Ian E Cock1,2
1School of Environment and Science, Nathan Campus, Griffith University, Brisbane, Queensland, AUSTRALIA.
2Centre for Planetary Health and Food Security, Nathan Campus, Griffith University, Nathan, Brisbane, Queensland, AUSTRALIA.

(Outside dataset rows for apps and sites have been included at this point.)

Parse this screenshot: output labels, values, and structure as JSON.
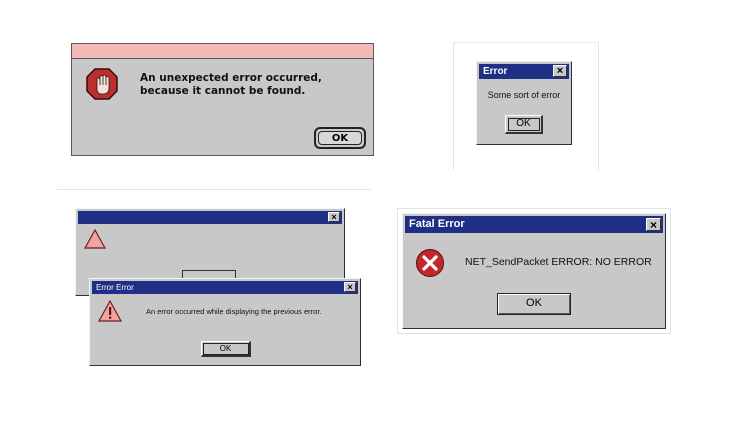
{
  "mac_dialog": {
    "message": "An unexpected error occurred, because it cannot be found.",
    "ok_label": "OK",
    "stripe_color": "#f3b9b9"
  },
  "small_dialog": {
    "title": "Error",
    "close_glyph": "×",
    "message": "Some sort of error",
    "ok_label": "OK"
  },
  "back_dialog": {
    "close_glyph": "×"
  },
  "error_error_dialog": {
    "title": "Error Error",
    "close_glyph": "×",
    "message": "An error occurred while displaying the previous error.",
    "ok_label": "OK"
  },
  "fatal_dialog": {
    "title": "Fatal Error",
    "close_glyph": "×",
    "message": "NET_SendPacket ERROR: NO ERROR",
    "ok_label": "OK"
  },
  "colors": {
    "title_bar": "#1f2f86",
    "window_face": "#c8c8c8",
    "error_icon": "#c0282b",
    "warning_icon": "#f1a2a2"
  }
}
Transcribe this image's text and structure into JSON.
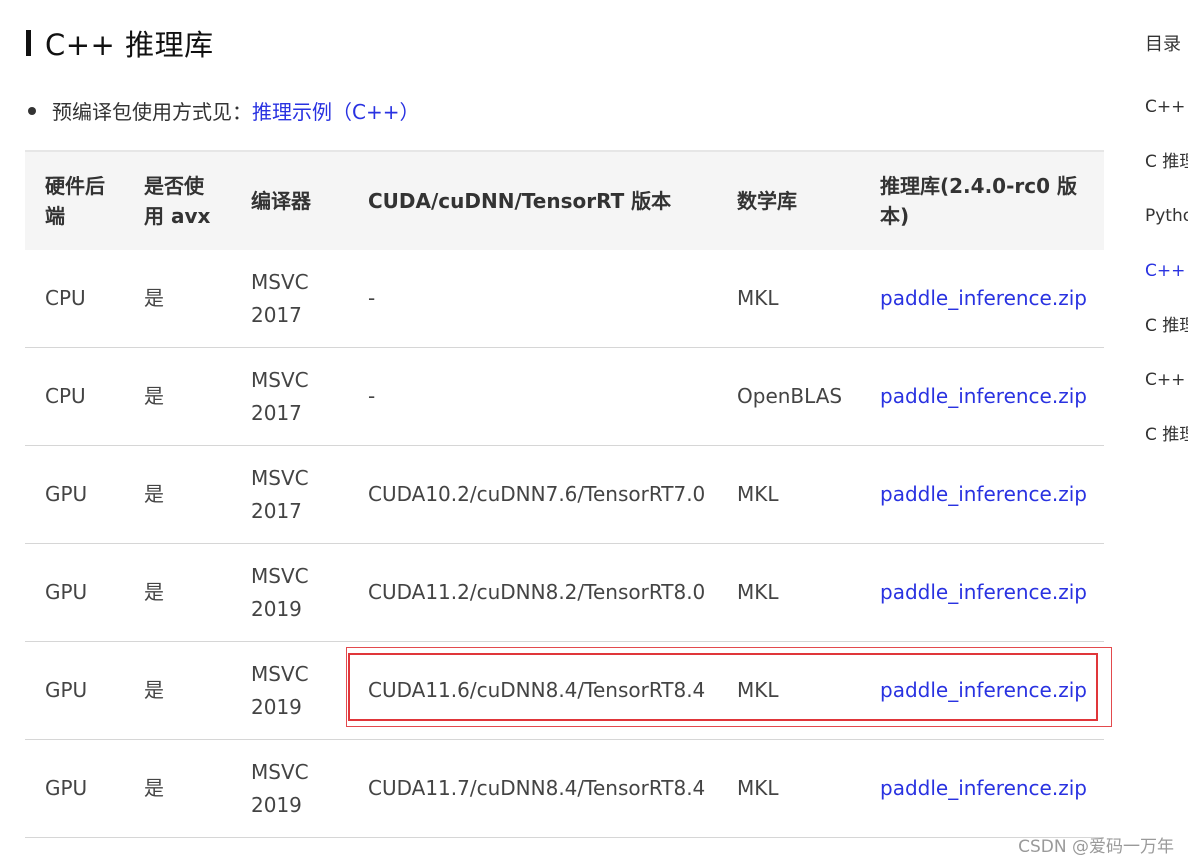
{
  "heading": "C++ 推理库",
  "bullet": {
    "text": "预编译包使用方式见：",
    "link": "推理示例（C++）"
  },
  "table": {
    "headers": [
      "硬件后端",
      "是否使用 avx",
      "编译器",
      "CUDA/cuDNN/TensorRT 版本",
      "数学库",
      "推理库(2.4.0-rc0 版本)"
    ],
    "rows": [
      [
        "CPU",
        "是",
        "MSVC 2017",
        "-",
        "MKL",
        "paddle_inference.zip"
      ],
      [
        "CPU",
        "是",
        "MSVC 2017",
        "-",
        "OpenBLAS",
        "paddle_inference.zip"
      ],
      [
        "GPU",
        "是",
        "MSVC 2017",
        "CUDA10.2/cuDNN7.6/TensorRT7.0",
        "MKL",
        "paddle_inference.zip"
      ],
      [
        "GPU",
        "是",
        "MSVC 2019",
        "CUDA11.2/cuDNN8.2/TensorRT8.0",
        "MKL",
        "paddle_inference.zip"
      ],
      [
        "GPU",
        "是",
        "MSVC 2019",
        "CUDA11.6/cuDNN8.4/TensorRT8.4",
        "MKL",
        "paddle_inference.zip"
      ],
      [
        "GPU",
        "是",
        "MSVC 2019",
        "CUDA11.7/cuDNN8.4/TensorRT8.4",
        "MKL",
        "paddle_inference.zip"
      ]
    ]
  },
  "toc": {
    "title": "目录",
    "items": [
      {
        "label": "C++ 推理库",
        "active": false
      },
      {
        "label": "C 推理库",
        "active": false
      },
      {
        "label": "Python 推理库",
        "active": false
      },
      {
        "label": "C++ 推理库",
        "active": true
      },
      {
        "label": "C 推理库",
        "active": false
      },
      {
        "label": "C++ 推理库",
        "active": false
      },
      {
        "label": "C 推理库",
        "active": false
      }
    ]
  },
  "colors": {
    "link": "#2932e1",
    "highlight": "#e0363a",
    "header_bg": "#f5f5f5"
  },
  "watermark": "CSDN @爱码一万年"
}
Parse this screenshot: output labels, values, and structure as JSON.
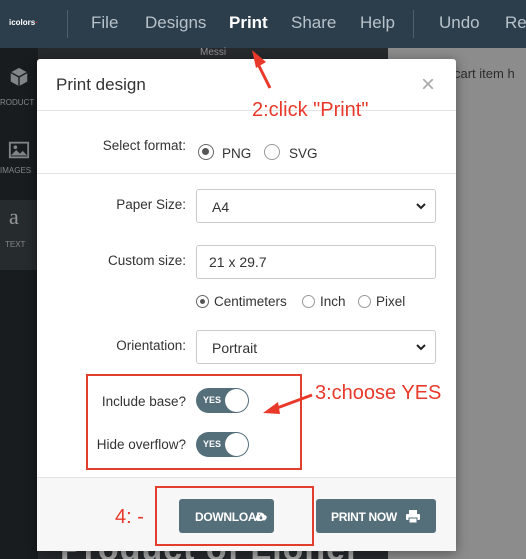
{
  "topbar": {
    "logo": "icolors",
    "menu": [
      {
        "id": "file",
        "label": "File"
      },
      {
        "id": "designs",
        "label": "Designs"
      },
      {
        "id": "print",
        "label": "Print"
      },
      {
        "id": "share",
        "label": "Share"
      },
      {
        "id": "help",
        "label": "Help"
      },
      {
        "id": "undo",
        "label": "Undo"
      },
      {
        "id": "redo",
        "label": "Re"
      }
    ]
  },
  "sidebar": {
    "items": [
      {
        "icon": "cube-icon",
        "label": "RODUCT"
      },
      {
        "icon": "image-icon",
        "label": "IMAGES"
      },
      {
        "icon": "text-icon",
        "label": "TEXT"
      }
    ]
  },
  "background": {
    "messi": "Messi",
    "cart": "cart item h",
    "bottom_text": "Product of Lionel"
  },
  "modal": {
    "title": "Print design",
    "close": "×",
    "format": {
      "label": "Select format:",
      "options": [
        {
          "label": "PNG",
          "checked": true
        },
        {
          "label": "SVG",
          "checked": false
        }
      ]
    },
    "paper_size": {
      "label": "Paper Size:",
      "value": "A4"
    },
    "custom_size": {
      "label": "Custom size:",
      "value": "21 x 29.7"
    },
    "units": [
      {
        "label": "Centimeters",
        "checked": true
      },
      {
        "label": "Inch",
        "checked": false
      },
      {
        "label": "Pixel",
        "checked": false
      }
    ],
    "orientation": {
      "label": "Orientation:",
      "value": "Portrait"
    },
    "include_base": {
      "label": "Include base?",
      "state": "YES"
    },
    "hide_overflow": {
      "label": "Hide overflow?",
      "state": "YES"
    },
    "download_label": "DOWNLOAD",
    "print_now_label": "PRINT NOW"
  },
  "annotations": {
    "step2": "2:click \"Print\"",
    "step3": "3:choose YES",
    "step4": "4: -",
    "color": "#e8392b"
  }
}
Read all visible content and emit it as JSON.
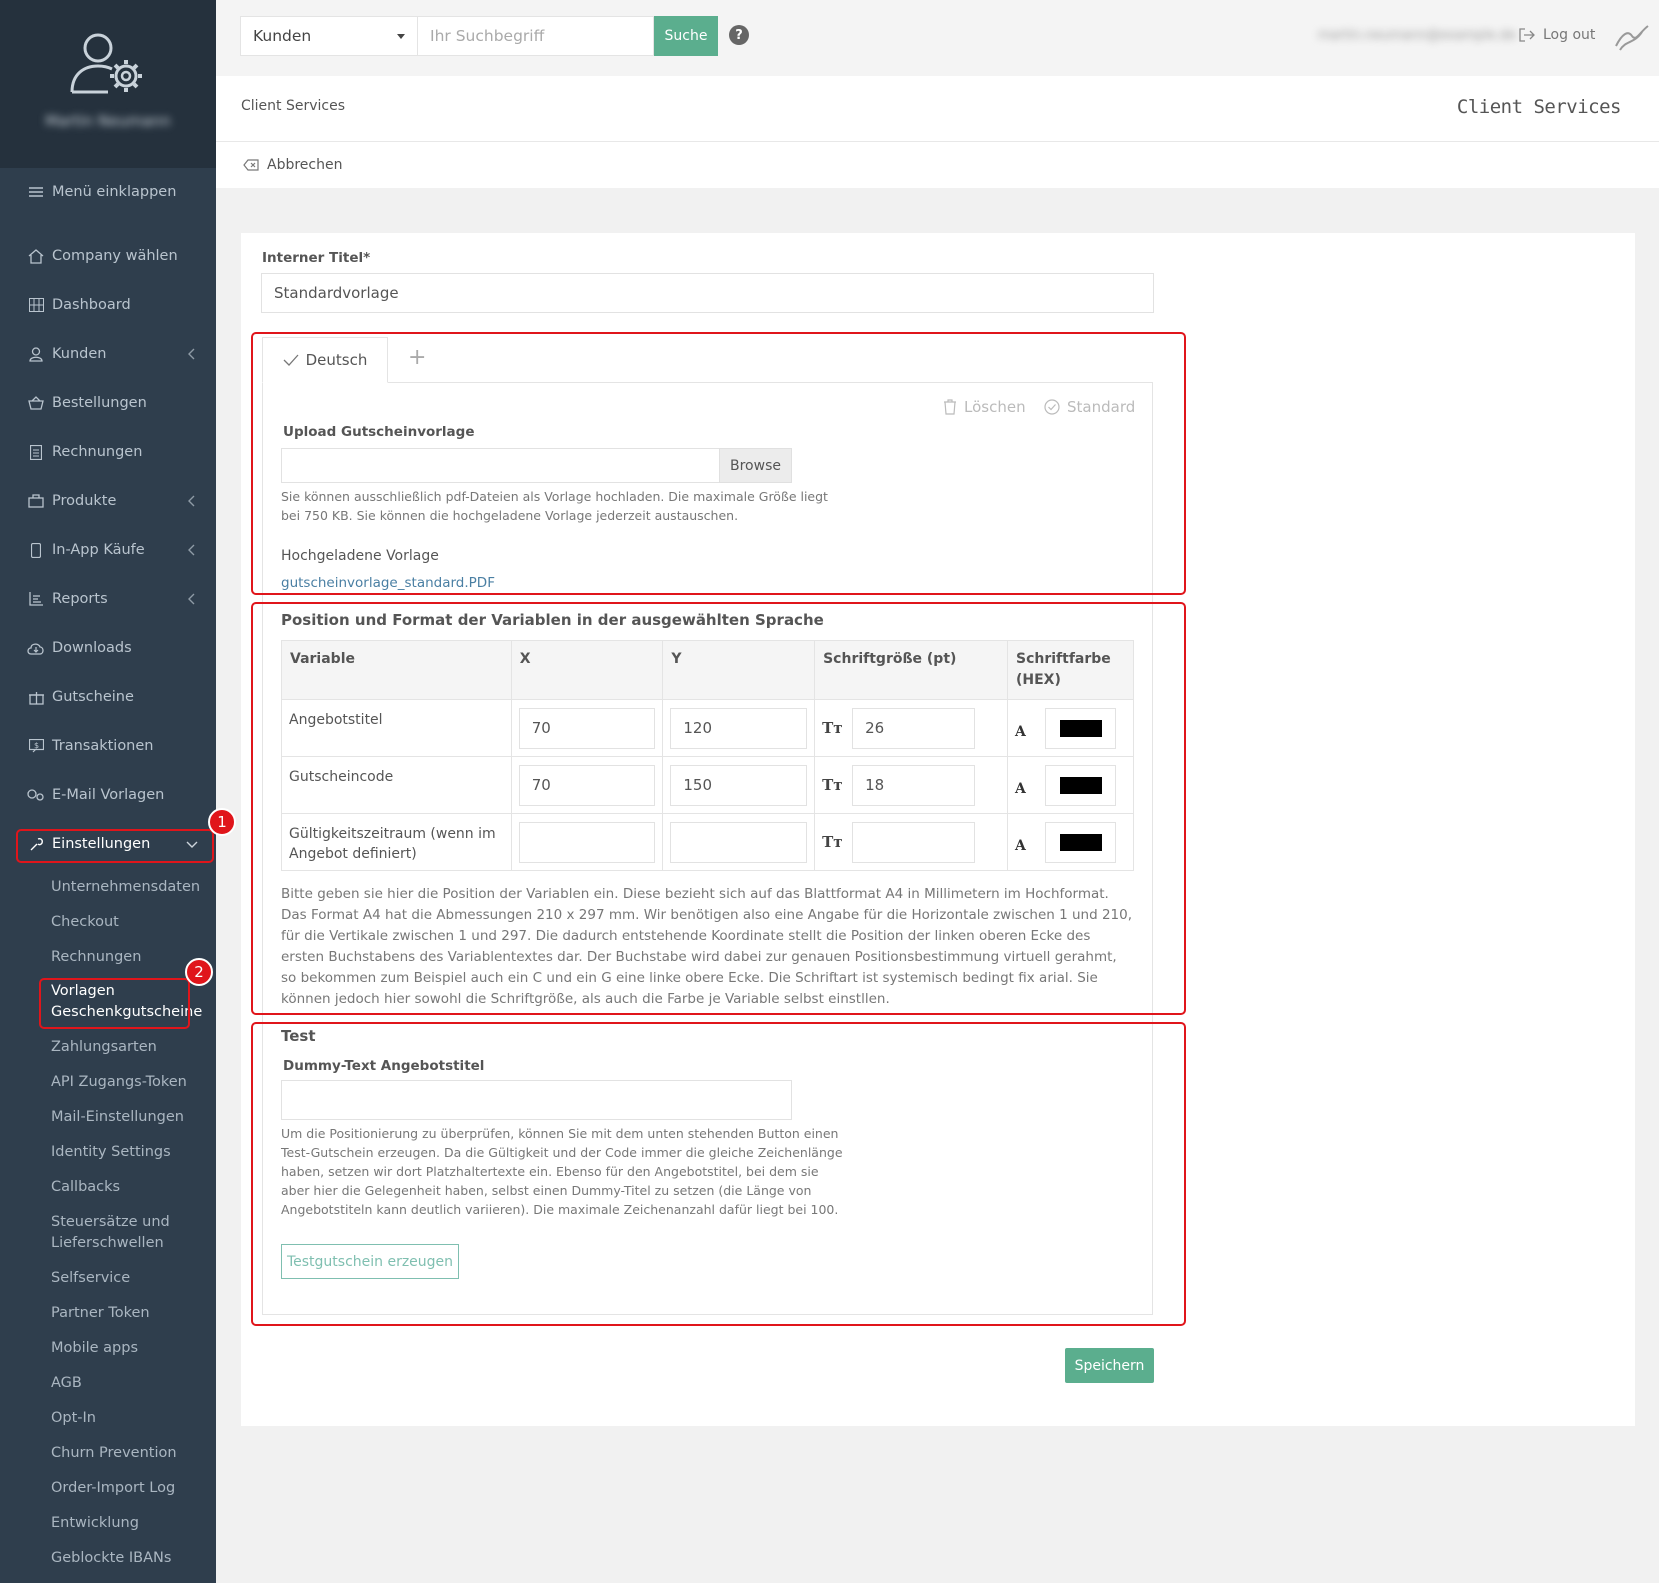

A Canadian research team recently published a study in ACS Omega reporting that an essential oil produced using Rhododendron subarcticum leaves was effective at inhibiting the growth of Plasmodium falciparium parasites (IC50 = 105nM).1 The parasite stain tested in that study was reported to be a drug-resistant strain, although the authors did not define which drugs the strain was resistant to. The authors of that study also examined the terpenoid compounds in the essential oil and reported ascaridole (67% relative abundance) and p-cymene (21% relative abundance) to be the major essential oil constituents. Furthermore, the authors reported that ascaridole contributed the anti-P. falciparum activity, with an IC50 of 147nM. Interestingly, as the activity of the essential oil was greater (lower IC50) than isolated ascaridole, it is likely that other components in the essential oil also contribute to this activity, either directly, or as potentiators of acraridole’s activity. Read more…